To be free from the passions and to be calm, this is the most excellent way.
Those who leave their parents, go out of the home, understand the mind, reach the source, and comprehend the immaterial, are called shramanas.
Those who observe the precepts of morality, who are pure and spotless in their behavior, and who exert themselves for the attainment of the fruits of saintship are called arhats.
Next is the anagamin. At the end of his life, the spirit of the anagamin ascends to the heaven and obtains arhatship.
Next is the skridagamin. The skridagamin ascends to the heaven (after his death), comes back to the earth once more, and then attains arhatship.
Next is the srotapanna. The srotapanna dies seven times and is born seven times, when he finally attains arhatship.
By the severance of passions is meant that like the limbs severed they are never again made use of.
Gautam Buddha is like the highest peak of the Himalayas, like Gourishankar…one of the purest beings, one of the most virgin souls, one of the very rare phenomena on this earth. The rarity is that Buddha is the scientist of the inner world – scientist of religion. That is a rare combination. To be religious is simple, to be a scientist is simple – but to combine, synthesize these two polarities is incredible. It is unbelievable, but it has happened.
Buddha is the richest human being who has ever lived; rich in the sense that all the dimensions of life are fulfilled in him. He is not one-dimensional.
There are three approaches towards truth. One is the approach of power, another the approach of beauty, and the third the approach of grandeur.
The scientific approach is the search for power; that’s why Lord Bacon said “knowledge is power.” Science has made man very powerful, so much so that man can destroy the whole planet earth. For the first time in the history of consciousness man is capable of committing a global suicide, a collective suicide. Science has released tremendous power. Science is continuously searching for more and more power. This too is an approach towards truth, but a partial approach.

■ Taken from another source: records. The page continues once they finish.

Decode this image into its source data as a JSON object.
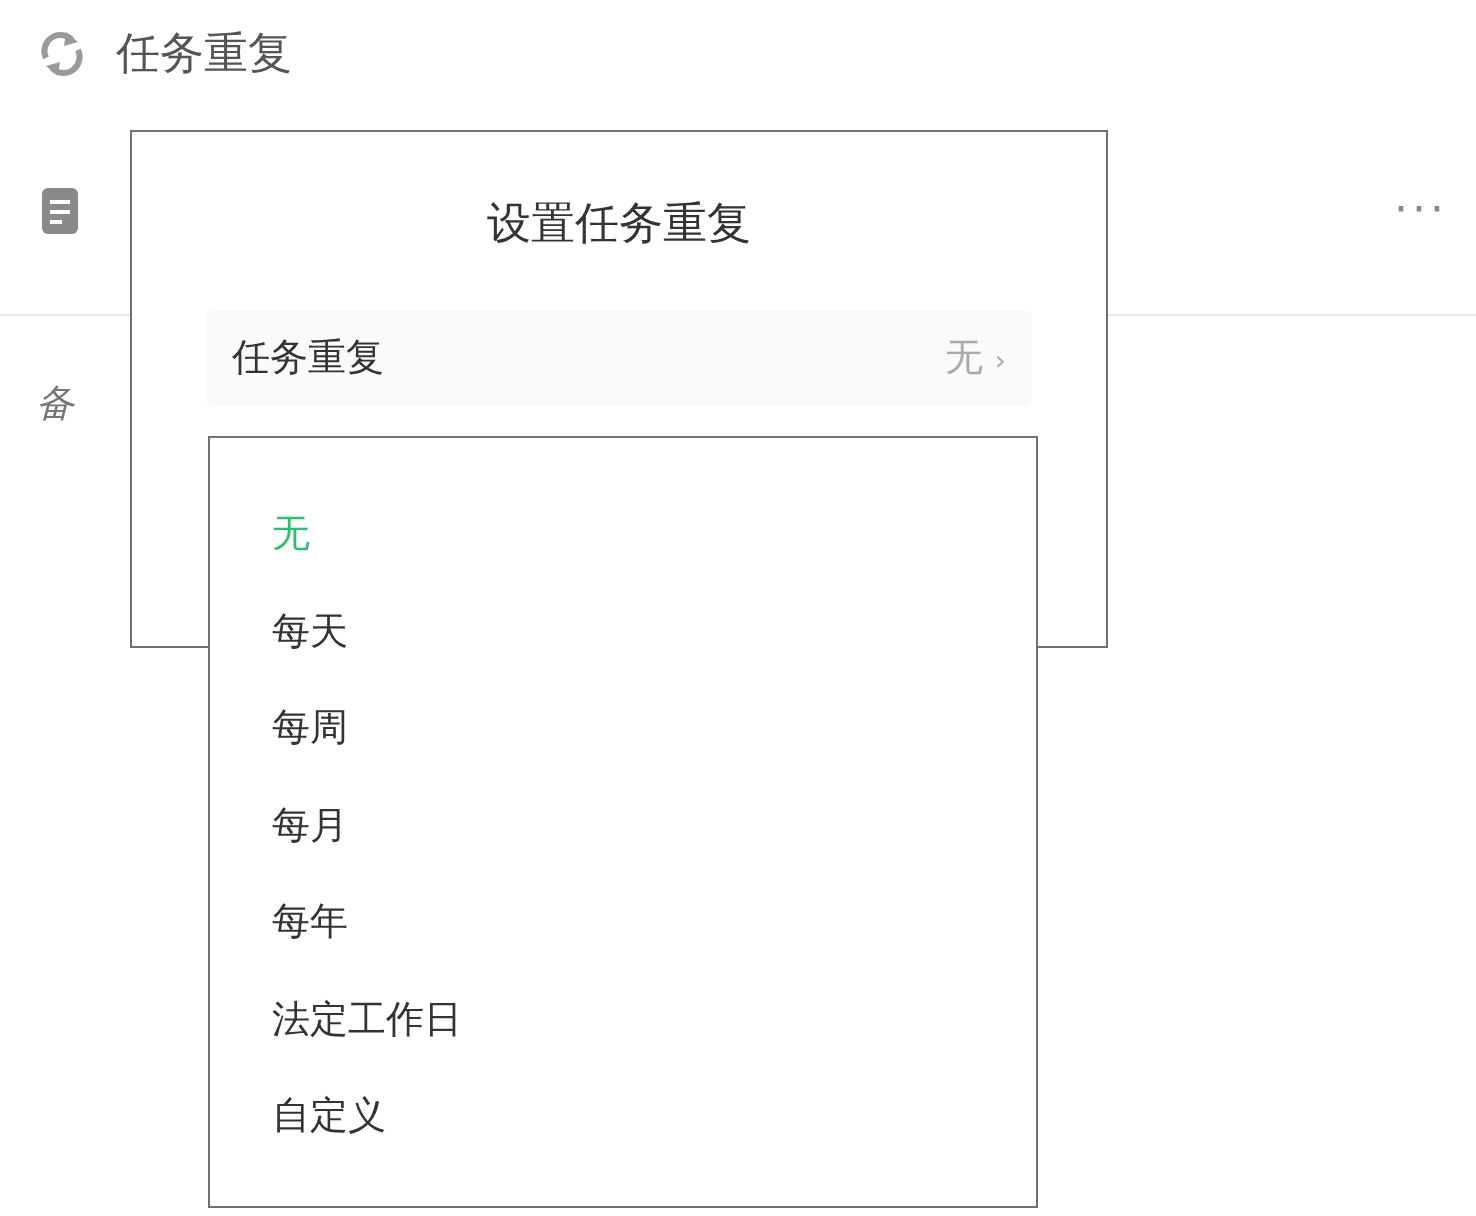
{
  "page": {
    "repeat_label": "任务重复",
    "more": "···",
    "note_label": "备"
  },
  "dialog": {
    "title": "设置任务重复",
    "field": {
      "label": "任务重复",
      "value": "无",
      "chevron": "›"
    }
  },
  "dropdown": {
    "options": [
      {
        "label": "无",
        "selected": true
      },
      {
        "label": "每天",
        "selected": false
      },
      {
        "label": "每周",
        "selected": false
      },
      {
        "label": "每月",
        "selected": false
      },
      {
        "label": "每年",
        "selected": false
      },
      {
        "label": "法定工作日",
        "selected": false
      },
      {
        "label": "自定义",
        "selected": false
      }
    ]
  }
}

Then there are poets, mystics, people with the aesthetic sense. They look at truth as beauty – Jalaluddin Rumi and Rabindranath Tagore and others, who think that beauty is truth. They create much art, they create new sources of beauty in the world. The painter, the poet, the dancer, the musician, they are also approaching truth from a totally different dimension than power.

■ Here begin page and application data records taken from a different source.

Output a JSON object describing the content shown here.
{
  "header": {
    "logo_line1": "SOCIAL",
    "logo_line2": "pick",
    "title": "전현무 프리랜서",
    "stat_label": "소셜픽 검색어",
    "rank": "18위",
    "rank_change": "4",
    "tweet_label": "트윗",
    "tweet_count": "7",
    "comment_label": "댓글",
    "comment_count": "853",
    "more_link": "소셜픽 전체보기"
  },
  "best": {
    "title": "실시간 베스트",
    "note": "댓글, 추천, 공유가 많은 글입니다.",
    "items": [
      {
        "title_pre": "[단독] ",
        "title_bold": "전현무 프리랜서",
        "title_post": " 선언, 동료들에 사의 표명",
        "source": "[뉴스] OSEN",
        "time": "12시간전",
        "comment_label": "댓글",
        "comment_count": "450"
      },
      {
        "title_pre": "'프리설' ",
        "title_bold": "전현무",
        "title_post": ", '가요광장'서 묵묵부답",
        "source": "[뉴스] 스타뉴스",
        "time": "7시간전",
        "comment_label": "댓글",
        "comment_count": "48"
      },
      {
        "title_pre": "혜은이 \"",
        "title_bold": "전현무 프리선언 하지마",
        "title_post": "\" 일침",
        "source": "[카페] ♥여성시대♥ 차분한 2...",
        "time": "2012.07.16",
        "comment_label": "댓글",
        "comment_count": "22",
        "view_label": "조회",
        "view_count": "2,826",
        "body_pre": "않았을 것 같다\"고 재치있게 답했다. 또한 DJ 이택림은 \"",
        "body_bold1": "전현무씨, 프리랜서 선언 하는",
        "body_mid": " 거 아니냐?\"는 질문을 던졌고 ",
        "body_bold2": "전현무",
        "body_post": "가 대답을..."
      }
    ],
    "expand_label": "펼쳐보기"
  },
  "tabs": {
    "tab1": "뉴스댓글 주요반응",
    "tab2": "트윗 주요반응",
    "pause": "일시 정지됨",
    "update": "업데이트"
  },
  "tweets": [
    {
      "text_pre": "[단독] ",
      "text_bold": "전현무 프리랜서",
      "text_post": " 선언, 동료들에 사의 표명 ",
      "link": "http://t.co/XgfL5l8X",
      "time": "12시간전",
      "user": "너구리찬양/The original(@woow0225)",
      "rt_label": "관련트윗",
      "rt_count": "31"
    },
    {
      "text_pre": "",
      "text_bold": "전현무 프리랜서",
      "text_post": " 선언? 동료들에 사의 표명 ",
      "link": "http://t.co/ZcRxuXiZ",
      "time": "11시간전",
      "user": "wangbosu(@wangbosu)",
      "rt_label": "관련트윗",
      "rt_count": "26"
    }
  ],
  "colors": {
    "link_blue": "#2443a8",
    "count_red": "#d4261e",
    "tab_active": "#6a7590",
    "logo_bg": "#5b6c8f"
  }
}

A poet is not like the scientist. The scientist works with analysis, reason, observation. The poet functions through the heart – irrational…trust, love. He has nothing to do with mind and reason.

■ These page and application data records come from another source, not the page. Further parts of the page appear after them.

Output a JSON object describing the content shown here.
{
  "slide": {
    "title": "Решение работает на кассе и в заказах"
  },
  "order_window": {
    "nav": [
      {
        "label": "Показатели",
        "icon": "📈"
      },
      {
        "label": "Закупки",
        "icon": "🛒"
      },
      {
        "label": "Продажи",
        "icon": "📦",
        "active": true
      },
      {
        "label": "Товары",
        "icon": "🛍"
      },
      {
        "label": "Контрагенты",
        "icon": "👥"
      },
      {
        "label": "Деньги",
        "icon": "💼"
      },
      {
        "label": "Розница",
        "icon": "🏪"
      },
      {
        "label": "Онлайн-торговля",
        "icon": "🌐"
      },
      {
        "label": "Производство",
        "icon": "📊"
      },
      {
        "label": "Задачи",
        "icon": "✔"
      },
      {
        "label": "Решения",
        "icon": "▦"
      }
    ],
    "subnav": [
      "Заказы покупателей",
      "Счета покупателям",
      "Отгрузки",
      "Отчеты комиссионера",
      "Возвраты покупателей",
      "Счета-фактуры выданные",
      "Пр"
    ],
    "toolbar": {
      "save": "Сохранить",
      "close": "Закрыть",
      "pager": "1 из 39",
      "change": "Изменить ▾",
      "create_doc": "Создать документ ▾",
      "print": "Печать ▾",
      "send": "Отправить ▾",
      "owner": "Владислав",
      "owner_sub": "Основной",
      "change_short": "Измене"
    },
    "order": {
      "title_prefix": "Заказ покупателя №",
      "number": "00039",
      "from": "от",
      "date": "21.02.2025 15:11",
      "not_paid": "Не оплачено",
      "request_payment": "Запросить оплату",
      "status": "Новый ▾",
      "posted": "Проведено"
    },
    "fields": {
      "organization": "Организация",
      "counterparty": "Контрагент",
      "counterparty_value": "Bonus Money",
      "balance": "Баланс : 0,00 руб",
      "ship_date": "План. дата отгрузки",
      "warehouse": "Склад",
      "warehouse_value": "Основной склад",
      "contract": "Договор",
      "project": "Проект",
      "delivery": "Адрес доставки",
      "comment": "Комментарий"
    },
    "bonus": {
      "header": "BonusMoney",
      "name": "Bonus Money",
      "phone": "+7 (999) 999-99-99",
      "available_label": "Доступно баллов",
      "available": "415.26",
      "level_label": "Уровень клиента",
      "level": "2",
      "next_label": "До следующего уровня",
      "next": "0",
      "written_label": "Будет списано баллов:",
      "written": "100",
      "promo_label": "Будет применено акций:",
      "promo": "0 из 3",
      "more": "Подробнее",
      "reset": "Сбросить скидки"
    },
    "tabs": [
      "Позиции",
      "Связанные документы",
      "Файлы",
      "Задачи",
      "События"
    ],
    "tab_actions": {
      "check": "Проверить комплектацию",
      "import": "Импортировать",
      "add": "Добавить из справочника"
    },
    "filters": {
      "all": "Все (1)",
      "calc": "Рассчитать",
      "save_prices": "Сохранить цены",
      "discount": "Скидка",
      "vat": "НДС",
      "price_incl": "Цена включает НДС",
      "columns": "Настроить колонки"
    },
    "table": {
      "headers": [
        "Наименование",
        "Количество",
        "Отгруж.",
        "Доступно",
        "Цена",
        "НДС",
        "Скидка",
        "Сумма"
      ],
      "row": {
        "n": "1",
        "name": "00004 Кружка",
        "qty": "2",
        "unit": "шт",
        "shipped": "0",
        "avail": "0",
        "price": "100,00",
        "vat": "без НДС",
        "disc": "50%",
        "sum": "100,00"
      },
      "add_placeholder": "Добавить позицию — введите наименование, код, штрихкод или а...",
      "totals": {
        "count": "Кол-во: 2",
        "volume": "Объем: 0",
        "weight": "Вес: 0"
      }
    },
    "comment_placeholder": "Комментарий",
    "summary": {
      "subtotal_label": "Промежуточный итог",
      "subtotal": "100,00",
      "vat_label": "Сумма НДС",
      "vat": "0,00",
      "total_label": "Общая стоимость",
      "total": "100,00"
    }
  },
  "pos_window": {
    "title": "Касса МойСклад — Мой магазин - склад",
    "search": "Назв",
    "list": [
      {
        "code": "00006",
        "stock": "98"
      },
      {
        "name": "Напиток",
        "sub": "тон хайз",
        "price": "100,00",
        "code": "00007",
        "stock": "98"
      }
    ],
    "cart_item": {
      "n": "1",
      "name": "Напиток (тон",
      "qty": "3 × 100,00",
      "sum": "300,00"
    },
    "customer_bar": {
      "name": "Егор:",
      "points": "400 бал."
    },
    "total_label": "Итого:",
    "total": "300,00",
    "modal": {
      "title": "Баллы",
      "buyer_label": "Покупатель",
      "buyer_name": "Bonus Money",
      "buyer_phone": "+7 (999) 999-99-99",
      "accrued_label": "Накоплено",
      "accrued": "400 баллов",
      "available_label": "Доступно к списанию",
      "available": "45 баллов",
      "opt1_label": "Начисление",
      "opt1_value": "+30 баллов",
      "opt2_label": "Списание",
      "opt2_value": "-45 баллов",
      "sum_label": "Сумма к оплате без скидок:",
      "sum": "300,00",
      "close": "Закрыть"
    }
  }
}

The greater part of religious people belong to the second dimension. The Sufis, the Bauls – they all belong to the aesthetic approach. Hence so many beautiful mosques, churches, cathedrals, temples – Ajanta and Ellora – they were created by religious people. Whenever religious activity predominates, art is created, music is created, great painting is created; the world becomes a little more beautiful. It doesn’t become more powerful, but it becomes more beautiful, more lovely, worth living.
The third approach is that of grandeur. The old Bible prophets – Moses, Abraham; Islam’s prophet Mohammed; Krishna and Ram – their approach is through the dimension of grandeur…the awe that one feels looking at this vastness of the universe. The Upanishads, the Vedas, they all approach the world, the world of truth, through grandeur. They are full of wonder. It is unbelievably there, with such grandeur, that you can simply bow down before it – nothing else is possible. One simply feels humble, reduced to nothing.